▸ YOUR OBJECTIVE:
Output all of the data below without changing a word, and exclude the pictures.

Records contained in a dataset
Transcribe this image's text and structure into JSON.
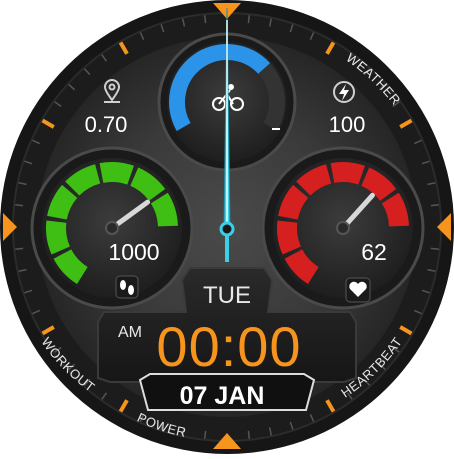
{
  "bezel": {
    "weather_label": "WEATHER",
    "workout_label": "WORKOUT",
    "power_label": "POWER",
    "heartbeat_label": "HEARTBEAT"
  },
  "complications": {
    "distance": {
      "value": "0.70",
      "icon": "location-pin-icon"
    },
    "battery": {
      "value": "100",
      "icon": "lightning-icon"
    },
    "steps": {
      "value": "1000",
      "icon": "footsteps-icon",
      "level": 0.85
    },
    "heart_rate": {
      "value": "62",
      "icon": "heart-icon",
      "level": 0.8
    },
    "top_gauge": {
      "icon": "cycling-icon",
      "level": 0.7
    }
  },
  "time": {
    "ampm": "AM",
    "value": "00:00",
    "day": "TUE",
    "date": "07 JAN"
  },
  "colors": {
    "accent_orange": "#f7941d",
    "blue": "#2b93e8",
    "green": "#3fbf14",
    "red": "#d62020",
    "hand_cyan": "#3ad0e8"
  }
}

▸ EXERCISE SOLUTION:
Transcribe this image's text and structure into JSON.
{
  "bezel": {
    "weather_label": "WEATHER",
    "workout_label": "WORKOUT",
    "power_label": "POWER",
    "heartbeat_label": "HEARTBEAT"
  },
  "complications": {
    "distance": {
      "value": "0.70",
      "icon": "location-pin-icon"
    },
    "battery": {
      "value": "100",
      "icon": "lightning-icon"
    },
    "steps": {
      "value": "1000",
      "icon": "footsteps-icon",
      "level": 0.85
    },
    "heart_rate": {
      "value": "62",
      "icon": "heart-icon",
      "level": 0.8
    },
    "top_gauge": {
      "icon": "cycling-icon",
      "level": 0.7
    }
  },
  "time": {
    "ampm": "AM",
    "value": "00:00",
    "day": "TUE",
    "date": "07 JAN"
  },
  "colors": {
    "accent_orange": "#f7941d",
    "blue": "#2b93e8",
    "green": "#3fbf14",
    "red": "#d62020",
    "hand_cyan": "#3ad0e8"
  }
}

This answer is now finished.